We were whisked to the other side of the island on motorbikes and saw the eye-opening living conditions away from the touristy areas.
We were parked on a shady patio to await the arrival of the students and served the ubiquitous cinnamon tea and two plates of baked goods. We were the object of curiosity, as always.
When the students arrived we were coached to introduce ourselves with our names, boat name and where we come from. Then the teacher asked us to tell something about ourselves then make up five questions as a quiz to test the students’ listening comprehension. We had heard about this from the other cruisers and discussed it beforehand, and we even brought visual aids.
I spoke first and showed on our soft globe where we come from and wrote “Pennsylvania” on the whiteboard. I told them we have four seasons, spring, summer, autumn, winter, and that summer is very hot, and winter is very cold. I tried to explain how cold but I think subzero temperatures are hard to convey to folks who live near the equator.
I erased my notes on the whiteboard and wrote my five questions, which they answered in their copy books.
Then it was Jack’s turn. He talked about the animals we have in Pennsylvania, as the teacher translated the names of some that Jack listed. When he talked about bears we showed our stuffed black bear — our onboard reminder of our previous home — to the delight of the students. Jack told them a real black bear is as big as a man.
Jack erased his notes and wrote out his own questions, including “How big is a bear?”
After the students answered all the questions we had to grade their quizzes and sign our names to the papers, and in a “formal” ceremony, hand the papers back and congratulate them on their achievement, shaking each hand in turn.
In the end we were serenaded with great gusto with the Kookaburra Song and three or four other easy songs, many with counting or repetition in them, good for learning English. The teacher asked us to teach them a song but for the life of me I couldn’t come up with anything appropriate on the spot.

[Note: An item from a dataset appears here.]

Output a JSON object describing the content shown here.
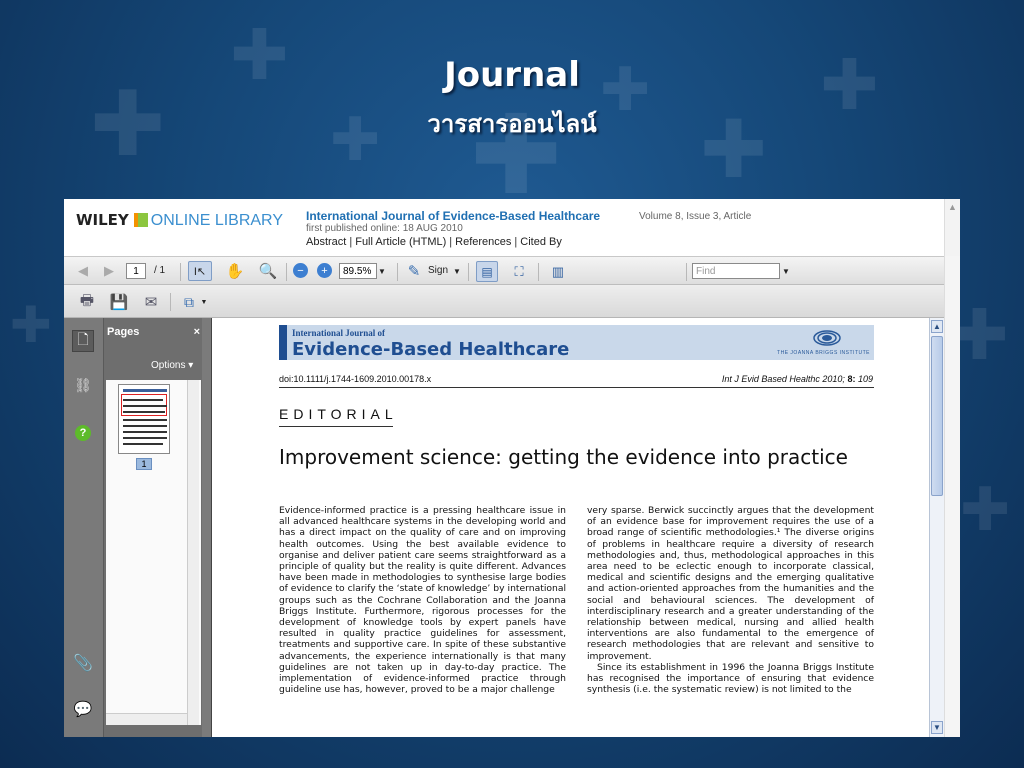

Now that we’ve done this once and know what the kids responded to we’ll do a little better next time. It was definitely a rewarding experience and I think even Jack enjoyed it.
Pulau Bandaneira is a tiny little island, but jam-packed with surviving evidence of the nutmeg wars along with more recent historic buildings and newer accommodations to the tourist trade. We tried, in the stifling heat of the day, to explore as much as we could in the time we had left.
On one hot day we corralled the crew of Erie Spirit to join us for lunch at a nearby café where the food was cooked to order by Rose in her back alley kitchen. And it was delicious!
After lunch we followed a hand drawn map in search of a couple of notable buildings.
We started at the beautiful Cilu Bintang, a guesthouse and restaurant where we enjoyed a welcome dinner the night we arrived. It’s a Dutch colonial reproduction decorated to the max with artifacts from the nutmeg trade and lovely cool gardens and balconies. The owner is also the go-to person for tours and information.
Further out of town we met a local man who guided us to the Hatta House, the early 20th century home in exile of an Indonesian revolutionary who became Vice President after independence. It’s easy to see that this exile may not have been so terrible. The house is lovely, and now seems to be occupied variously by squatters and community groups.
The man who showed us around is pioneering a recycling campaign to help the Bandanese better manage their considerable waste stream, which ends up along the waterways and is the only sad blot on these gorgeous islands. We made a small donation of support for his efforts by buying a couple of the purses his group makes from plastic wrappers.
The heat finally chased us back to the waterfront and a cold drink in the shade. I think I could live here.